This study is about the role and operation of ‘third sector’ organisations (TSOs) within the Taiwanese social welfare context. TSOs have increased dramatically and become actively involved in social service provision. This phenomenon has not only had significant impact on the development and operation of TSOs in Taiwan but it is also of increasing interest to public policy academics. The latter are especially interested in the implications for the government-third sector relationship. This research examines the reasons why TSOs have been established, why they actively participate in social service provision, and their role and operation within the social welfare context of Taiwan. The study has both quantitative and qualitative data. It sampled ‘social service’ and ‘charitable’ organisations (SSCOs), which are the main type of TSOs in Taiwan, to examine their role, operation and interaction with government. Questionnaires were mailed to collect quantitative data first. After the quantitative data were collected and analysed, semi-structured interviews were undertaken to collect qualitative data. The study found that TSOs in Taiwan exist in a highly institutionalised environment, which is affected by traditional Confucian ideas and contemporary Western ideas such as social justice and civil rights. The rapid growth of TSOs has a strong connection with the desire to fill social service gaps left by government and family. TSOs mainly play the role of service provider rather than that of advocate. They cooperate with government in social service provision and have developed different types of symbiotic relationships with government. A ‘resonance effect’ between government and TSOs was also found as they implement social policy.
|Date of Award||Jul 2007|
|Supervisor||Margaret Harris (Supervisor)|

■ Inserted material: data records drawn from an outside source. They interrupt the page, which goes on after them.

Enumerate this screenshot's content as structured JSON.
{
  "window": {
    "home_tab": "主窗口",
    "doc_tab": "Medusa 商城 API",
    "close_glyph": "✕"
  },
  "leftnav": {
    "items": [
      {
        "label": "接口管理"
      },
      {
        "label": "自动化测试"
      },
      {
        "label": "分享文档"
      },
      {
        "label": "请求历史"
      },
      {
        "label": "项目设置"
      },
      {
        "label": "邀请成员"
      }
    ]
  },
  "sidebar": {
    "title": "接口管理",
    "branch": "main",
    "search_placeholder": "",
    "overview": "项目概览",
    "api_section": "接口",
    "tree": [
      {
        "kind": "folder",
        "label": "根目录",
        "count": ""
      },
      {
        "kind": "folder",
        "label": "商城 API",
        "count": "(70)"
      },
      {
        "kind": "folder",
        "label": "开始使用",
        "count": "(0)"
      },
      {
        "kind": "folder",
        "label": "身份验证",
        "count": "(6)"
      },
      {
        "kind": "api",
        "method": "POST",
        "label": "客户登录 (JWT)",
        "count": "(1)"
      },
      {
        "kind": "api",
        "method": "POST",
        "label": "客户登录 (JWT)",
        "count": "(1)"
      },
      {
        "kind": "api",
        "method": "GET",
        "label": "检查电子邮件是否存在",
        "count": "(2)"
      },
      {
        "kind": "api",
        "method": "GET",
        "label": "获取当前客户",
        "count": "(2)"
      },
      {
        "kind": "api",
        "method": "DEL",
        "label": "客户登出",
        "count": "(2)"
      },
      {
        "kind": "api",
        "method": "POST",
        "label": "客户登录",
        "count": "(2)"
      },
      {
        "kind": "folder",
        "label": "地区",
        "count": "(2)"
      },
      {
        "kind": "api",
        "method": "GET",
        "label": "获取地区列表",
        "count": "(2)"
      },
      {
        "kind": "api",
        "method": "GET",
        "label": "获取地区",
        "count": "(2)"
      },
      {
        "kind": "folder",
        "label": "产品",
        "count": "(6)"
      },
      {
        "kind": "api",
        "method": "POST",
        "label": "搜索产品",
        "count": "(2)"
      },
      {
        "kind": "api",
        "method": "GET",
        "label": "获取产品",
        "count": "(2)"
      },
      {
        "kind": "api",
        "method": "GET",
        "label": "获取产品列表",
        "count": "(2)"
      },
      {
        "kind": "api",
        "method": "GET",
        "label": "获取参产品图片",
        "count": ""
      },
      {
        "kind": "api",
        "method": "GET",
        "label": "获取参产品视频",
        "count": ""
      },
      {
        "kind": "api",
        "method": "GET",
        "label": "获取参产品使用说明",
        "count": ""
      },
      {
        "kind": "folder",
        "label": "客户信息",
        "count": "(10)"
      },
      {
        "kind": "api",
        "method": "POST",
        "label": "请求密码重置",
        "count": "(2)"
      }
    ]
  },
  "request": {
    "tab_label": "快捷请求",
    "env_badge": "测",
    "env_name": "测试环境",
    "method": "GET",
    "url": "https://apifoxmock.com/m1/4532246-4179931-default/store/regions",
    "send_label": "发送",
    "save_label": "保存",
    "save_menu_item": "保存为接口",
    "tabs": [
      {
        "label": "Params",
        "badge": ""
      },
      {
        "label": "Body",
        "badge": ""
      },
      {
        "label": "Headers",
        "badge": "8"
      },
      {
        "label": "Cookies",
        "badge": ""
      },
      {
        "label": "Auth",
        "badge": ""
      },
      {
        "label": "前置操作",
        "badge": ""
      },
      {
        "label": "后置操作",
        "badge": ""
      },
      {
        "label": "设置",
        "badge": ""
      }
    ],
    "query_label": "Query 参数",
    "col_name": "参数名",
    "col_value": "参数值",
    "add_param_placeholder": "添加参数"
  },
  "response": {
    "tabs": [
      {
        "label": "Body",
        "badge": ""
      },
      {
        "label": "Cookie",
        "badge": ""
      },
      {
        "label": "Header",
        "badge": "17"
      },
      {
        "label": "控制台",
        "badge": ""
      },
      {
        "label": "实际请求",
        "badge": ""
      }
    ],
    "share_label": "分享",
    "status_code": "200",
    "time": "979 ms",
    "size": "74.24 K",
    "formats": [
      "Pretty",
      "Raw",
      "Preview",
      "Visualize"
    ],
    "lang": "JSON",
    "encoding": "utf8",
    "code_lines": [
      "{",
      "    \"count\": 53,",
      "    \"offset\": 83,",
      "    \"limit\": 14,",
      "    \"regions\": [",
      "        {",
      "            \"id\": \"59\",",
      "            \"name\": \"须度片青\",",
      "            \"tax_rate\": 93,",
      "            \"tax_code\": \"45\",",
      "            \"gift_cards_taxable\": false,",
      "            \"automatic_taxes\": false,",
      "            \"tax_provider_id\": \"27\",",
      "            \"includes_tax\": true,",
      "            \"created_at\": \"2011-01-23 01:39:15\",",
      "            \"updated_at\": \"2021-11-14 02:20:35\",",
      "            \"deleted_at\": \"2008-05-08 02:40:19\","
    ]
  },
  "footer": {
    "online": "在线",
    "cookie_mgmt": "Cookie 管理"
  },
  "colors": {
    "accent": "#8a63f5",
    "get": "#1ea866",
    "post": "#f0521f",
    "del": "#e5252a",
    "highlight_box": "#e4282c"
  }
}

- Third sector organisations
- social welfare
- role of third sector organisations
- relationship between government and third sector organisations